My best friend’s wife is in the moderate stage of Alzheimer’s disease. What would be some helpful ways to continue to show our support as the disease progresses?
Since it is very typical for the Alzheimer’s caregiver to resist asking for help and support and accepting help, you could assist your friend by supporting him in a number of ways as he learns to manage his wife’s care through the Alzheimer’s disease journey.
Most importantly, don’t stop visiting. So many individuals with Alzheimer’s — and their caregivers — become isolated once the disease develops, and this isolation can lead to a more rapid progression of the disease, not to mention loneliness for the caregiver. Though it may be difficult at times to visit your friend’s spouse because her memory has faded and she doesn’t know your name or recognize you, it is important to keep her socially engaged and active. Even though she forgets your name, she can enjoy your companionship at the present moment.
Instead of “offering” to cook a meal or two (as your friend will mostly likely decline), go ahead and prepare some meals and put them in containers that are easy to freeze and reheat.
Moreover, have a meal together, setting the table and really making it an “event” for the spouse as she will feel so special sitting around a table, eating and socializing with her friends.
Your friend could probably use some relief in caring for his spouse, so an afternoon off would be a special treat you could offer him. You could either stay with his spouse or pay for an in-home caregiver to take care of her while your friend enjoys playing golf, running errands or dining with other friends and/or colleagues.
Should you opt to hire an in-home caregiver for your friend’s spouse, Alzheimer’s Services can assist financially through its respite reimbursement program.
If you know others in the neighborhood or possibly young adults willing to volunteer, you can organize a “yard” day in which you can mow your friend’s lawn, freshen up the landscape or perform small repairs around the house.

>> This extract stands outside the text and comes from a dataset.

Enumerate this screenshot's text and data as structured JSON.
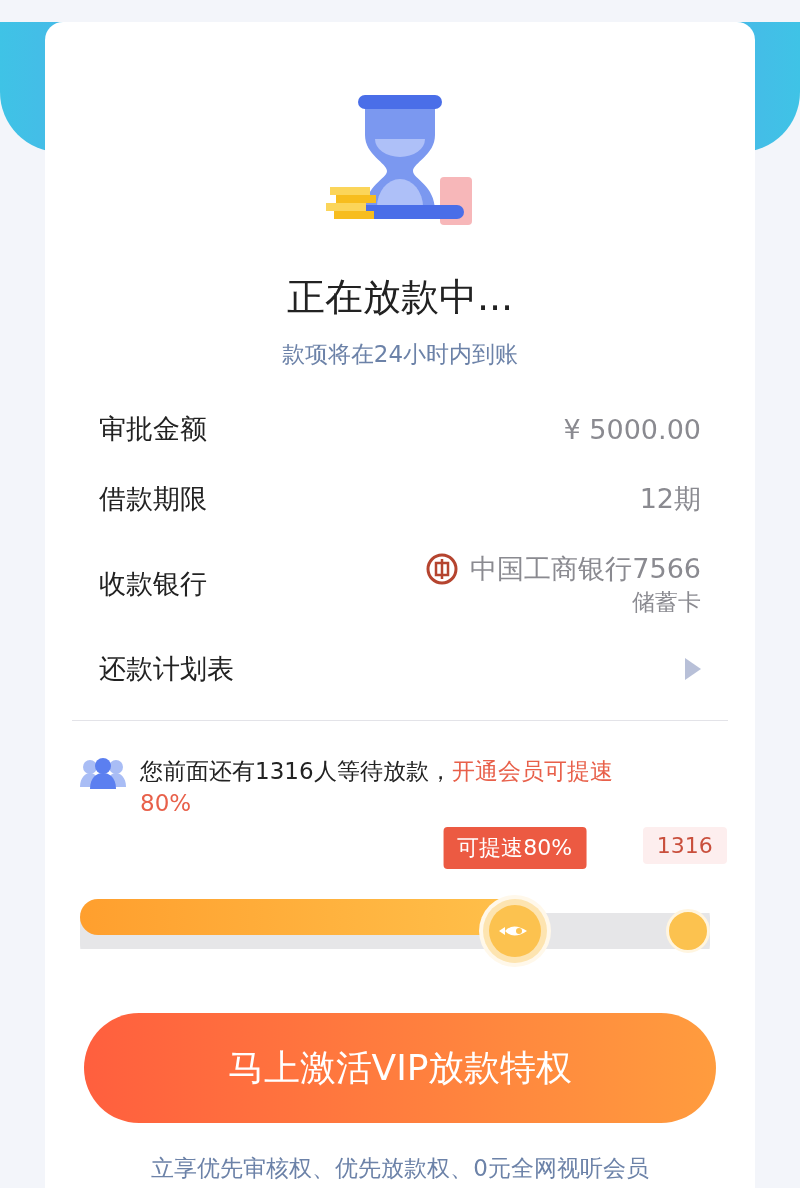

Additionally, you can offer to go to the store and buy groceries, assist your friend in taking his spouse to doctor appointments or just be that listening and supportive ear he may desperately need at times.
Your friend is lucky to have you in his life to assist him in the daunting undertaking of caring for his wife with Alzheimer’s disease.
Questions about Alzheimer’s disease or a related dementia disorder? Contact Dana Territo, the Memory Whisperer, Director of Services at Alzheimer’s Services of the Capital Area, (225) 334-7494, firstname.lastname@example.org, or visit the organization at 3772 North Blvd., Baton Rouge.